* Extracted information:

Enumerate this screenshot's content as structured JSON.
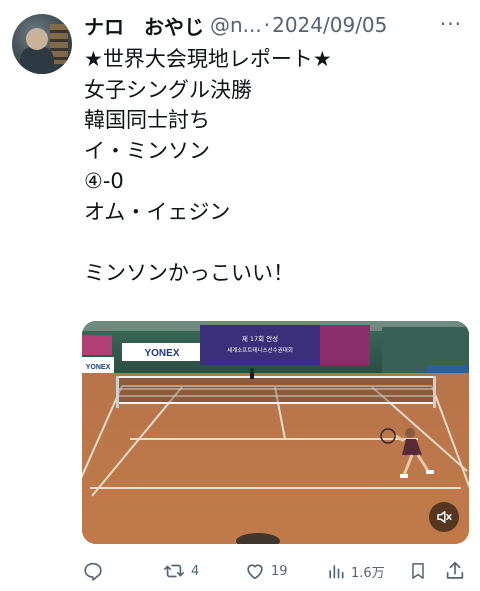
{
  "tweet": {
    "display_name": "ナロ　おやじ",
    "handle": "@n...",
    "separator": "·",
    "date": "2024/09/05",
    "more_label": "···",
    "lines": [
      "★世界大会現地レポート★",
      "女子シングル決勝",
      "韓国同士討ち",
      "イ・ミンソン",
      "④-0",
      "オム・イェジン",
      "",
      "ミンソンかっこいい！"
    ]
  },
  "media": {
    "banner_brand": "YONEX",
    "banner_title": "제 17회 안성",
    "banner_subtitle": "세계소프트테니스선수권대회",
    "side_brand": "YONEX",
    "mute_icon": "speaker-muted-icon"
  },
  "actions": {
    "reply_count": "",
    "retweet_count": "4",
    "like_count": "19",
    "views_count": "1.6万"
  }
}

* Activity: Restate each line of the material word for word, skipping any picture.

* Finished task:
Enumerate this screenshot's content as structured JSON.
{
  "tweet": {
    "display_name": "ナロ　おやじ",
    "handle": "@n...",
    "separator": "·",
    "date": "2024/09/05",
    "more_label": "···",
    "lines": [
      "★世界大会現地レポート★",
      "女子シングル決勝",
      "韓国同士討ち",
      "イ・ミンソン",
      "④-0",
      "オム・イェジン",
      "",
      "ミンソンかっこいい！"
    ]
  },
  "media": {
    "banner_brand": "YONEX",
    "banner_title": "제 17회 안성",
    "banner_subtitle": "세계소프트테니스선수권대회",
    "side_brand": "YONEX",
    "mute_icon": "speaker-muted-icon"
  },
  "actions": {
    "reply_count": "",
    "retweet_count": "4",
    "like_count": "19",
    "views_count": "1.6万"
  }
}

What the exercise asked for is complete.